Dataset rows for apps and sites
※

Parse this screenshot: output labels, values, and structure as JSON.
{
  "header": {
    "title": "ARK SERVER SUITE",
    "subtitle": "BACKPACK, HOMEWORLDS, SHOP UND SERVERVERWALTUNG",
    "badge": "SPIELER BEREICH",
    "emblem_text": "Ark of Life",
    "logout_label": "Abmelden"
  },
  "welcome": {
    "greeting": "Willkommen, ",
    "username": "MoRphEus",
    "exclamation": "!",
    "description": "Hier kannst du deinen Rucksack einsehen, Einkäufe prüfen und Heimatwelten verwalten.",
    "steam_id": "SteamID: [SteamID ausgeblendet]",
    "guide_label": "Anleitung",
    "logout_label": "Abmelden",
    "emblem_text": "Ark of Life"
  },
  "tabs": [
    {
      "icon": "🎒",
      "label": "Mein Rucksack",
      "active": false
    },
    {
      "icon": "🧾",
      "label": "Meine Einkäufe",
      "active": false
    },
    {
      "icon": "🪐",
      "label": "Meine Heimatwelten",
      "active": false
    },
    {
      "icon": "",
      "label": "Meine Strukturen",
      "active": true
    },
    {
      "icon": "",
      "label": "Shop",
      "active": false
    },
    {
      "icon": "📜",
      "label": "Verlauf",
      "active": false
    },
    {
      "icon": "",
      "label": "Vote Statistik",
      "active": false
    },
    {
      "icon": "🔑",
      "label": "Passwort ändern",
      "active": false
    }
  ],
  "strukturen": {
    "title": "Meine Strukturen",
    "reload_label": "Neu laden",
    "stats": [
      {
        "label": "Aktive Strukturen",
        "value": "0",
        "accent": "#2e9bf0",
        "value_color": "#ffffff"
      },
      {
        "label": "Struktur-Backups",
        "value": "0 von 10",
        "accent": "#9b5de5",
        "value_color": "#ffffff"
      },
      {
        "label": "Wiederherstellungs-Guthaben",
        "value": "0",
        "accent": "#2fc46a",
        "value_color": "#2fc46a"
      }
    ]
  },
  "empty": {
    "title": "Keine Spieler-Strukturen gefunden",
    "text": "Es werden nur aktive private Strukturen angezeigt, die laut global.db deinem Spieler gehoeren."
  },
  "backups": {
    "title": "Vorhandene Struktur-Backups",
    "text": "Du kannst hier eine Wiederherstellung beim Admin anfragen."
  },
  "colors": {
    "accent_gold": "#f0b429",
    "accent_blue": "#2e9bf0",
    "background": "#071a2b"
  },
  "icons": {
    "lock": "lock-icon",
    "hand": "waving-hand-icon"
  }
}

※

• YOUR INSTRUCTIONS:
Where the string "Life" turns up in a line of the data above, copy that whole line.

• FINISHED EXERCISE:
    "emblem_text": "Ark of Life",
    "emblem_text": "Ark of Life"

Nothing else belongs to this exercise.